Tithing Enough for Love?

I think I’m ready to steal tithes from the Church.

I’m only thinking about the idea of tithes, mind you – Pagans and Christians have a long tradition of sharing ideas, and I’d like to put this one on the Mantle of Good Ideas alongside “seminary” and “Christmas carols.”

A wise man once said to me, “Anybody can save ten percent.” A longtime Boy Scout leader and surrogate father to countless boys, he explained to me that saving is all relative. The poorest of the poor could learn to scrimp by without one penny in ten and not notice the difference, just as the stratospherically wealthy could. In fact, income being no measure of financial management skills, some of the wealthy would have a tougher time of it.
Albert Einstein, birthday boy
Another man whom I admire is Albert Einstein. It’s hard not to look up to a man who owned a set of identical suits so he wouldn’t have to waste time deciding what to wear. I don’t even know if Einstein said it, but he is often quoted as remarking that compound interest is either the most powerful force in the Universe or the most powerful human invention. Einstein was a smart enough man that he probably could have said all sorts of wise things that he never did, so I’ve always taken it on faith that, at the very least, he would have agreed with the sentiment.

Anyone can save ten percent. Compound interest is an immensely powerful force. And, lest I forget, money is congealed energy. I think these ideas can be molded into a tithing model that fits the Pagan worldview.

Where would I pay a Pagan tithe?
Pagans areCan an offering bowl be a Pagan icon? a self-determined lot. Even large, organized Pagan groups tend to cluster off into smaller covens and circles. We move from one group to another as circles dissolve and new covens are born. Our legally-recognized churches aren’t known for opulent sanctuaries built as a tangible acknowledgment of the love we feel for our gods. The structure we’ve created really isn’t conducive to passing a collection bowl around and using the proceeds to run a methadone clinic. Who’s going to be responsible for the money we collect, and decide how to use it?

Well, if want want a job done well you’re going to have to do it yourself. We’re going to have to pay that ten percent tithe to ourselves.

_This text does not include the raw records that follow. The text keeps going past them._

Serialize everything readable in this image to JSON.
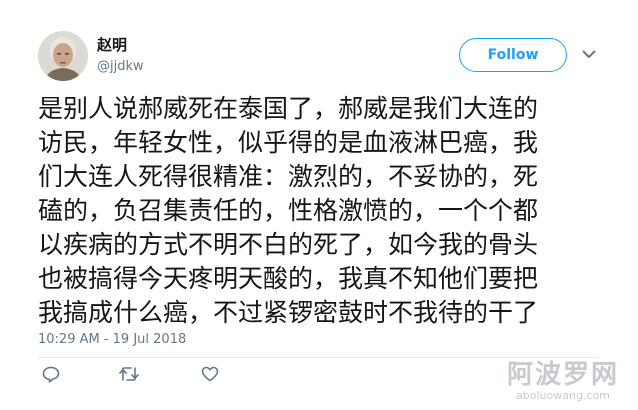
{
  "tweet": {
    "author": {
      "display_name": "赵明",
      "handle": "@jjdkw",
      "avatar_icon": "user-avatar-photo"
    },
    "follow_label": "Follow",
    "text_lines": [
      "是别人说郝威死在泰国了，郝威是我们大连的",
      "访民，年轻女性，似乎得的是血液淋巴癌，我",
      "们大连人死得很精准：激烈的，不妥协的，死",
      "磕的，负召集责任的，性格激愤的，一个个都",
      "以疾病的方式不明不白的死了，如今我的骨头",
      "也被搞得今天疼明天酸的，我真不知他们要把",
      "我搞成什么癌，不过紧锣密鼓时不我待的干了"
    ],
    "timestamp": "10:29 AM - 19 Jul 2018",
    "actions": {
      "reply_icon": "reply-icon",
      "retweet_icon": "retweet-icon",
      "like_icon": "heart-icon"
    }
  },
  "watermark": {
    "text": "阿波罗网",
    "url": "aboluowang.com"
  },
  "colors": {
    "accent": "#1da1f2",
    "text": "#14171a",
    "muted": "#657786",
    "divider": "#e6ecf0"
  }
}
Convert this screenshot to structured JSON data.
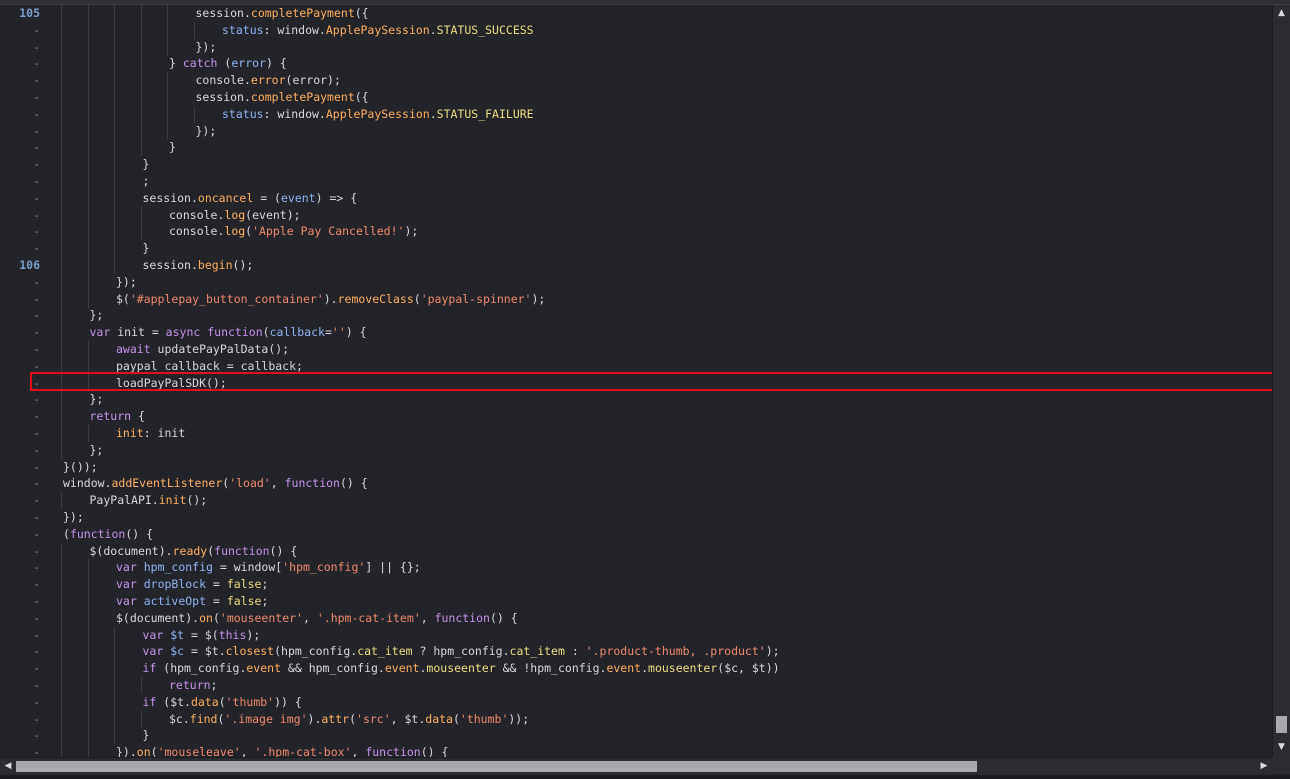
{
  "editor": {
    "lines": [
      {
        "g": "105",
        "i": 5,
        "t": [
          [
            "session."
          ],
          [
            "completePayment",
            "f"
          ],
          [
            "({"
          ]
        ]
      },
      {
        "g": "-",
        "i": 6,
        "t": [
          [
            "status",
            "p"
          ],
          [
            ": window."
          ],
          [
            "ApplePaySession",
            "f"
          ],
          [
            "."
          ],
          [
            "STATUS_SUCCESS",
            "c"
          ]
        ]
      },
      {
        "g": "-",
        "i": 5,
        "t": [
          [
            "});"
          ]
        ]
      },
      {
        "g": "-",
        "i": 4,
        "t": [
          [
            "} "
          ],
          [
            "catch",
            "k"
          ],
          [
            " ("
          ],
          [
            "error",
            "p"
          ],
          [
            ") {"
          ]
        ]
      },
      {
        "g": "-",
        "i": 5,
        "t": [
          [
            "console."
          ],
          [
            "error",
            "f"
          ],
          [
            "(error);"
          ]
        ]
      },
      {
        "g": "-",
        "i": 5,
        "t": [
          [
            "session."
          ],
          [
            "completePayment",
            "f"
          ],
          [
            "({"
          ]
        ]
      },
      {
        "g": "-",
        "i": 6,
        "t": [
          [
            "status",
            "p"
          ],
          [
            ": window."
          ],
          [
            "ApplePaySession",
            "f"
          ],
          [
            "."
          ],
          [
            "STATUS_FAILURE",
            "c"
          ]
        ]
      },
      {
        "g": "-",
        "i": 5,
        "t": [
          [
            "});"
          ]
        ]
      },
      {
        "g": "-",
        "i": 4,
        "t": [
          [
            "}"
          ]
        ]
      },
      {
        "g": "-",
        "i": 3,
        "t": [
          [
            "}"
          ]
        ]
      },
      {
        "g": "-",
        "i": 3,
        "t": [
          [
            ";"
          ]
        ]
      },
      {
        "g": "-",
        "i": 3,
        "t": [
          [
            "session."
          ],
          [
            "oncancel",
            "f"
          ],
          [
            " = ("
          ],
          [
            "event",
            "p"
          ],
          [
            ") => {"
          ]
        ]
      },
      {
        "g": "-",
        "i": 4,
        "t": [
          [
            "console."
          ],
          [
            "log",
            "f"
          ],
          [
            "(event);"
          ]
        ]
      },
      {
        "g": "-",
        "i": 4,
        "t": [
          [
            "console."
          ],
          [
            "log",
            "f"
          ],
          [
            "("
          ],
          [
            "'Apple Pay Cancelled!'",
            "s"
          ],
          [
            ");"
          ]
        ]
      },
      {
        "g": "-",
        "i": 3,
        "t": [
          [
            "}"
          ]
        ]
      },
      {
        "g": "106",
        "i": 3,
        "t": [
          [
            "session."
          ],
          [
            "begin",
            "f"
          ],
          [
            "();"
          ]
        ]
      },
      {
        "g": "-",
        "i": 2,
        "t": [
          [
            "});"
          ]
        ]
      },
      {
        "g": "-",
        "i": 2,
        "t": [
          [
            "$("
          ],
          [
            "'#applepay_button_container'",
            "s"
          ],
          [
            ")."
          ],
          [
            "removeClass",
            "f"
          ],
          [
            "("
          ],
          [
            "'paypal-spinner'",
            "s"
          ],
          [
            ");"
          ]
        ]
      },
      {
        "g": "-",
        "i": 1,
        "t": [
          [
            "};"
          ]
        ]
      },
      {
        "g": "-",
        "i": 1,
        "t": [
          [
            "var",
            "k"
          ],
          [
            " init = "
          ],
          [
            "async",
            "k"
          ],
          [
            " "
          ],
          [
            "function",
            "k"
          ],
          [
            "("
          ],
          [
            "callback",
            "p"
          ],
          [
            "="
          ],
          [
            "''",
            "s"
          ],
          [
            ") {"
          ]
        ]
      },
      {
        "g": "-",
        "i": 2,
        "t": [
          [
            "await",
            "k"
          ],
          [
            " updatePayPalData();"
          ]
        ]
      },
      {
        "g": "-",
        "i": 2,
        "t": [
          [
            "paypal_callback = callback;"
          ]
        ]
      },
      {
        "g": "-",
        "i": 2,
        "t": [
          [
            "loadPayPalSDK();"
          ]
        ]
      },
      {
        "g": "-",
        "i": 1,
        "t": [
          [
            "};"
          ]
        ]
      },
      {
        "g": "-",
        "i": 1,
        "t": [
          [
            "return",
            "k"
          ],
          [
            " {"
          ]
        ]
      },
      {
        "g": "-",
        "i": 2,
        "t": [
          [
            "init",
            "f"
          ],
          [
            ": init"
          ]
        ]
      },
      {
        "g": "-",
        "i": 1,
        "t": [
          [
            "};"
          ]
        ]
      },
      {
        "g": "-",
        "i": 0,
        "t": [
          [
            "}());"
          ]
        ]
      },
      {
        "g": "-",
        "i": 0,
        "t": [
          [
            "window."
          ],
          [
            "addEventListener",
            "f"
          ],
          [
            "("
          ],
          [
            "'load'",
            "s"
          ],
          [
            ", "
          ],
          [
            "function",
            "k"
          ],
          [
            "() {"
          ]
        ]
      },
      {
        "g": "-",
        "i": 1,
        "t": [
          [
            "PayPalAPI."
          ],
          [
            "init",
            "f"
          ],
          [
            "();"
          ]
        ]
      },
      {
        "g": "-",
        "i": 0,
        "t": [
          [
            "});"
          ]
        ]
      },
      {
        "g": "-",
        "i": 0,
        "t": [
          [
            "("
          ],
          [
            "function",
            "k"
          ],
          [
            "() {"
          ]
        ]
      },
      {
        "g": "-",
        "i": 1,
        "t": [
          [
            "$(document)."
          ],
          [
            "ready",
            "f"
          ],
          [
            "("
          ],
          [
            "function",
            "k"
          ],
          [
            "() {"
          ]
        ]
      },
      {
        "g": "-",
        "i": 2,
        "t": [
          [
            "var",
            "k"
          ],
          [
            " "
          ],
          [
            "hpm_config",
            "p"
          ],
          [
            " = window["
          ],
          [
            "'hpm_config'",
            "s"
          ],
          [
            "] || {};"
          ]
        ]
      },
      {
        "g": "-",
        "i": 2,
        "t": [
          [
            "var",
            "k"
          ],
          [
            " "
          ],
          [
            "dropBlock",
            "p"
          ],
          [
            " = "
          ],
          [
            "false",
            "c"
          ],
          [
            ";"
          ]
        ]
      },
      {
        "g": "-",
        "i": 2,
        "t": [
          [
            "var",
            "k"
          ],
          [
            " "
          ],
          [
            "activeOpt",
            "p"
          ],
          [
            " = "
          ],
          [
            "false",
            "c"
          ],
          [
            ";"
          ]
        ]
      },
      {
        "g": "-",
        "i": 2,
        "t": [
          [
            "$(document)."
          ],
          [
            "on",
            "f"
          ],
          [
            "("
          ],
          [
            "'mouseenter'",
            "s"
          ],
          [
            ", "
          ],
          [
            "'.hpm-cat-item'",
            "s"
          ],
          [
            ", "
          ],
          [
            "function",
            "k"
          ],
          [
            "() {"
          ]
        ]
      },
      {
        "g": "-",
        "i": 3,
        "t": [
          [
            "var",
            "k"
          ],
          [
            " "
          ],
          [
            "$t",
            "p"
          ],
          [
            " = $("
          ],
          [
            "this",
            "k"
          ],
          [
            ");"
          ]
        ]
      },
      {
        "g": "-",
        "i": 3,
        "t": [
          [
            "var",
            "k"
          ],
          [
            " "
          ],
          [
            "$c",
            "p"
          ],
          [
            " = $t."
          ],
          [
            "closest",
            "f"
          ],
          [
            "(hpm_config."
          ],
          [
            "cat_item",
            "c"
          ],
          [
            " ? hpm_config."
          ],
          [
            "cat_item",
            "c"
          ],
          [
            " : "
          ],
          [
            "'.product-thumb, .product'",
            "s"
          ],
          [
            ");"
          ]
        ]
      },
      {
        "g": "-",
        "i": 3,
        "t": [
          [
            "if",
            "k"
          ],
          [
            " (hpm_config."
          ],
          [
            "event",
            "f"
          ],
          [
            " && hpm_config."
          ],
          [
            "event",
            "f"
          ],
          [
            "."
          ],
          [
            "mouseenter",
            "c"
          ],
          [
            " && !hpm_config."
          ],
          [
            "event",
            "f"
          ],
          [
            "."
          ],
          [
            "mouseenter",
            "c"
          ],
          [
            "($c, $t))"
          ]
        ]
      },
      {
        "g": "-",
        "i": 4,
        "t": [
          [
            "return",
            "k"
          ],
          [
            ";"
          ]
        ]
      },
      {
        "g": "-",
        "i": 3,
        "t": [
          [
            "if",
            "k"
          ],
          [
            " ($t."
          ],
          [
            "data",
            "f"
          ],
          [
            "("
          ],
          [
            "'thumb'",
            "s"
          ],
          [
            ")) {"
          ]
        ]
      },
      {
        "g": "-",
        "i": 4,
        "t": [
          [
            "$c."
          ],
          [
            "find",
            "f"
          ],
          [
            "("
          ],
          [
            "'.image img'",
            "s"
          ],
          [
            ")."
          ],
          [
            "attr",
            "f"
          ],
          [
            "("
          ],
          [
            "'src'",
            "s"
          ],
          [
            ", $t."
          ],
          [
            "data",
            "f"
          ],
          [
            "("
          ],
          [
            "'thumb'",
            "s"
          ],
          [
            "));"
          ]
        ]
      },
      {
        "g": "-",
        "i": 3,
        "t": [
          [
            "}"
          ]
        ]
      },
      {
        "g": "-",
        "i": 2,
        "t": [
          [
            "})."
          ],
          [
            "on",
            "f"
          ],
          [
            "("
          ],
          [
            "'mouseleave'",
            "s"
          ],
          [
            ", "
          ],
          [
            "'.hpm-cat-box'",
            "s"
          ],
          [
            ", "
          ],
          [
            "function",
            "k"
          ],
          [
            "() {"
          ]
        ]
      }
    ]
  },
  "highlight": {
    "color": "#e20e17",
    "line_index": 22
  },
  "scrollbars": {
    "up_arrow": "▲",
    "down_arrow": "▼",
    "left_arrow": "◀",
    "right_arrow": "▶",
    "vertical_position": 0.96,
    "horizontal_thumb_fraction": 0.76
  },
  "colors": {
    "background": "#232429",
    "keyword": "#c792ea",
    "function": "#ffb062",
    "string": "#ef8a6d",
    "param": "#8fb4f2",
    "constant": "#eedc82"
  }
}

How is a Pagan tithe spent?
Covens, groves, and solitaries should make those decisions. Who better to make sure that the money is used appropriately? Just setting aside that ten percent in a separate account is a victory, though; that’s a step towards controlling the flow of money. The larger the amount that’s saved, the more impact those decisions can make. The possibilities are boundless:

Just don’t spend the money on anything without thought. Not everyone would want to spend their tithe promoting industrial hemp, but as long as you feel dollars thus spent will improve the world, it’s appropriate.

Pagan tithing should be as individual as Pagans, but that doesn’t mean it can’t make a big impact on our world.

About these ads

2 thoughts on “Tithing Enough for Love?

  1. My thought? Save that first 10%. While it’s becoming more common to have sound financial plans, I still talk to too many Pagans who are personally up to their necks in debt and who have never even thought of doing a savings plan.They can even use sites like SmartyPig to roll their money elsewhere so it saves and they can go on with whatever else they’re doing.Get enough money saved back for emergencies, and you can use that compound interest for all sorts of good things.

Leave a Reply

Fill in your details below or click an icon to log in:

WordPress.com Logo

You are commenting using your WordPress.com account. Log Out / Change )

Twitter picture

You are commenting using your Twitter account. Log Out / Change )

Facebook photo

You are commenting using your Facebook account. Log Out / Change )

Google+ photo

You are commenting using your Google+ account. Log Out / Change )

Connecting to %s